“Every human being is an immigrant,” Lavista says, “and is a migrant himself his whole life, leaving behind ideas, spaces, concepts — remembering his previous life just to find new habits, new ways of thinking. And from this [he] embraces a process of constant adaptation. We migrate because we have hope, a survival instinct. While during migration something in us dies, it allows for the birth of something else, allowing us to embrace the magnificence of the world.”
For Lavista and Ruiz, this work is dedicated to those constant travelers, the men and women worldwide who pick up and move their lives and start over from scratch — because they have no other choice but to survive. But it is also for all of us who experience small moments of internal migration, in the hopes that we can one day see the world in all of its amplitude and diversity.

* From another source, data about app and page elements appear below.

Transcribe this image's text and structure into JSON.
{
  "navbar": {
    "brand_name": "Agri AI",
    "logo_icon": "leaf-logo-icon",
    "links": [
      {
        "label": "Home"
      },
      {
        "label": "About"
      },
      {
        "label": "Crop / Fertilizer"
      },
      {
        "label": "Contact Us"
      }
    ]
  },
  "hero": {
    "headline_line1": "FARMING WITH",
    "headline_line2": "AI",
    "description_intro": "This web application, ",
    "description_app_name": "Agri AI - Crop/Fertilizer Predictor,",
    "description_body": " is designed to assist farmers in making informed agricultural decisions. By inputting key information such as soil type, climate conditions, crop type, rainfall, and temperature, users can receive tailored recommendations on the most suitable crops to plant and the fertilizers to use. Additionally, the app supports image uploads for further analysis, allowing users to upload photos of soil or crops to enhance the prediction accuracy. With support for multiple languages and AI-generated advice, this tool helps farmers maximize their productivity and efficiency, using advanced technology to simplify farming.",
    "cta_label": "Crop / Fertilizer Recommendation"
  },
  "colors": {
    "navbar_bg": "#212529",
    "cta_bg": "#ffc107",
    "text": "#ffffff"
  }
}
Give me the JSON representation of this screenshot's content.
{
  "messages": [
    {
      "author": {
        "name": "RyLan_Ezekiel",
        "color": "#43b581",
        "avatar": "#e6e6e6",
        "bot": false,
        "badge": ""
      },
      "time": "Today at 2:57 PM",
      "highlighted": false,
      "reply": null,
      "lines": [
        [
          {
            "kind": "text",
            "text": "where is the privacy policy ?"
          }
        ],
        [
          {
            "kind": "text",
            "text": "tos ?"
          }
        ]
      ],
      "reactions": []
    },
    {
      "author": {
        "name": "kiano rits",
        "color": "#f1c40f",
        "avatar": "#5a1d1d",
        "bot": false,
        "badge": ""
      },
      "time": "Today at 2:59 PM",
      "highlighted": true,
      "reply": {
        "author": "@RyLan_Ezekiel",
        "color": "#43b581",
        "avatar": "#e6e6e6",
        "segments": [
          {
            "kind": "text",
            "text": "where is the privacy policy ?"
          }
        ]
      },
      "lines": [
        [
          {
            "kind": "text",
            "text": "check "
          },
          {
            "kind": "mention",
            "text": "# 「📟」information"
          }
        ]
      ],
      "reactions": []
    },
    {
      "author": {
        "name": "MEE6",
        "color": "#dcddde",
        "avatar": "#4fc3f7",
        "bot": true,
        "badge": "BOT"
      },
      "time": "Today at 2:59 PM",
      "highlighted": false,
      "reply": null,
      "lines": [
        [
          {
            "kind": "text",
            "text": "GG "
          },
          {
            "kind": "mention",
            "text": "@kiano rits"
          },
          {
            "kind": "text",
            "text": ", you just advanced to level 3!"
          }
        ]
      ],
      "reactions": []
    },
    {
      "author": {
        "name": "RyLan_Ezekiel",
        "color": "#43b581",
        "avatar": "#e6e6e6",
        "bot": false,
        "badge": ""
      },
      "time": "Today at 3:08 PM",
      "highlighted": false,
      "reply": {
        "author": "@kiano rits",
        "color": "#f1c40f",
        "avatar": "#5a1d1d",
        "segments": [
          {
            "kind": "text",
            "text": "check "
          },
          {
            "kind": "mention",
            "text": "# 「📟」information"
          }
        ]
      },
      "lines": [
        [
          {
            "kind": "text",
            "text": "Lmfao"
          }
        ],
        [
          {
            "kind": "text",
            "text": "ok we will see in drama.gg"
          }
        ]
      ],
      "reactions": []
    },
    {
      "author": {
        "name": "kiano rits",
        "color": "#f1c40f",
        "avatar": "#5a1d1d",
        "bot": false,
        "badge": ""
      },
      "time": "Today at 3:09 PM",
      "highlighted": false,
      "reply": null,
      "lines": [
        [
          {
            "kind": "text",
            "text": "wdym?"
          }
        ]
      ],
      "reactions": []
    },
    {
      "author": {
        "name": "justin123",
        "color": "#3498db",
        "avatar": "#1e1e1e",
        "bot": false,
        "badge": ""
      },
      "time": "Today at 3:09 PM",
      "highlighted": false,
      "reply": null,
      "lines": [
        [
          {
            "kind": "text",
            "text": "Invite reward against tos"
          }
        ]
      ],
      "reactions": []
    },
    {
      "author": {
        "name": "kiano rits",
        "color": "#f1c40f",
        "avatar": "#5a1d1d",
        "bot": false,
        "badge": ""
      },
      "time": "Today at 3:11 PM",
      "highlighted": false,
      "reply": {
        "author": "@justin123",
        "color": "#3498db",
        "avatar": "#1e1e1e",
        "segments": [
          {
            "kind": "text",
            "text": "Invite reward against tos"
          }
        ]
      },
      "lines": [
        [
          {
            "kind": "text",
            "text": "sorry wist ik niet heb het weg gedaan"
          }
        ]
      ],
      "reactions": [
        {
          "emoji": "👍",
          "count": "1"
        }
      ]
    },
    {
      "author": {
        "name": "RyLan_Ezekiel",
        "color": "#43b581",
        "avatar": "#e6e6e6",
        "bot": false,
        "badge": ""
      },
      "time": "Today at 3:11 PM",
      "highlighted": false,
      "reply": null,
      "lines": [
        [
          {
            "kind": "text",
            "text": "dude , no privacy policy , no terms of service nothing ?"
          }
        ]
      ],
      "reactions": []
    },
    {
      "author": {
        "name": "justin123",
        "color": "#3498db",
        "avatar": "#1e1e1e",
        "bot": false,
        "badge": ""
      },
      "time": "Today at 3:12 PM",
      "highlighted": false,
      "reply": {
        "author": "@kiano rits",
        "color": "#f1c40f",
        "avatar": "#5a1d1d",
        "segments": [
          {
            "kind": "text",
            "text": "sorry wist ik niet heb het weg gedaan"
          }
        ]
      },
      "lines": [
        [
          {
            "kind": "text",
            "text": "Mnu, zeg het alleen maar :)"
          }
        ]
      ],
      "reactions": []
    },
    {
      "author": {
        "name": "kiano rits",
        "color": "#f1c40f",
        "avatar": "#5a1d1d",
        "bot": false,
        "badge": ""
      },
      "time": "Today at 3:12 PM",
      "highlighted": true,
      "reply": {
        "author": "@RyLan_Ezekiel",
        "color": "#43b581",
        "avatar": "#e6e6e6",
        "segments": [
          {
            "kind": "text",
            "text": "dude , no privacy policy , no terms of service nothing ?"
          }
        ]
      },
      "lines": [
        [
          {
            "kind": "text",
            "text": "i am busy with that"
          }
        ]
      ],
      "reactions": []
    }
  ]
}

“The Firebird” project exemplifies the work of Delfos Danza Contemporanea. It’s a collective of artists and educators dedicated to new ideas, new approaches and new forms. Founded in 1992 by Lavista and Ruiz, the group is today considered Mexico’s premier contemporary dance company and one of the top artistic companies in Latin America. Lavista, the recipient of numerous national and international awards, has performed worldwide and has created more than forty-five works for companies throughout North America. In addition to serving as co-artistic director of Delfos, she is co-director and a teacher of the Mazatlán Professional School of Contemporary Dance and director of the Creators Special Program at the Arts Center in Oaxaca, specializing in the development of young choreographers. Ruiz is a dancer, choreographer, teacher and lighting designer whose thirty-year career has included numerous awards in each category. He has performed extensively, taught master classes internationally, created more than fifty works for dance companies, had his choreography presented at dance festivals and venues in multiple countries, and earned international praise for the clarity and poetry of his choreographic works and lighting design.
Coming to SMU was a treat for the pair – an exciting learning and teaching opportunity, and a chance to collaborate with a new group of artists from Patty Harrington Delaney, who commissioned the work, and Christopher Dolder, who served as rehearsal director, to Eugenia Stallings, who designed the costumes, and Russel Parkman who designed the set.
In fact, the choreographers gave the dancers a lot of ownership during the process. Together, they set up a Facebook page, and both they and the students contributed hundreds of photos, of current events and works by other artists, which provided an emotional through-line into the work. Everything from photos of migrants trying to cross the border into Turkey to photos of sections of the Pacific Ocean full of garbage were referenced.
“The students were not just good interpreters or good dancers who can repeat a movement, they were co-creators,” Lavista says. “We truly believe that collaboration is the best thing you can do because you will embrace new ideas and you will have a dialogue. The piece is going to be richer because of that dialogue.”
That dialogue hatched into this new “Firebird.” A dance piece that could not be more relevant for a generation who is plugged into technology and the larger world but often unaware of the plight of their global neighbors. “We want to propose a map of actions, images and choreographic situations,” says Lavista. “We want to invite the audience to get surprised by their own understanding of the work, and to be able to imagine the lives of these people.”